● **What is needed**:
Which of the lines below include "color"? Each one should be copied out.

====

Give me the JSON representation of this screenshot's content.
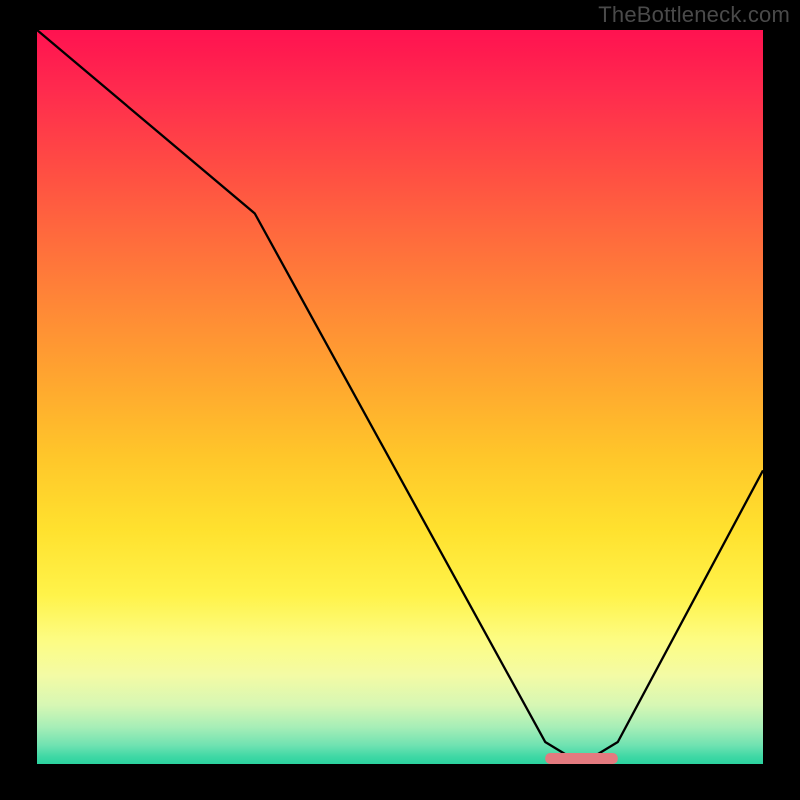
{
  "watermark": "TheBottleneck.com",
  "chart_data": {
    "type": "line",
    "title": "",
    "xlabel": "",
    "ylabel": "",
    "xlim": [
      0,
      100
    ],
    "ylim": [
      0,
      100
    ],
    "grid": false,
    "legend": false,
    "annotations": [],
    "background": {
      "type": "vertical-gradient",
      "stops": [
        {
          "pos": 0.0,
          "color": "#ff1250"
        },
        {
          "pos": 0.5,
          "color": "#ffc62a"
        },
        {
          "pos": 0.85,
          "color": "#fdfc82"
        },
        {
          "pos": 1.0,
          "color": "#2bd39f"
        }
      ]
    },
    "series": [
      {
        "name": "bottleneck-curve",
        "color": "#000000",
        "x": [
          0,
          30,
          70,
          75,
          80,
          100
        ],
        "y": [
          100,
          75,
          3,
          0,
          3,
          40
        ]
      }
    ],
    "marker": {
      "shape": "rounded-bar",
      "color": "#e37a7f",
      "x_range": [
        70,
        80
      ],
      "y": 0
    }
  }
}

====

● **Written response**:
          "color": "#ff1250"
          "color": "#ffc62a"
          "color": "#fdfc82"
          "color": "#2bd39f"
        "color": "#000000",
      "color": "#e37a7f",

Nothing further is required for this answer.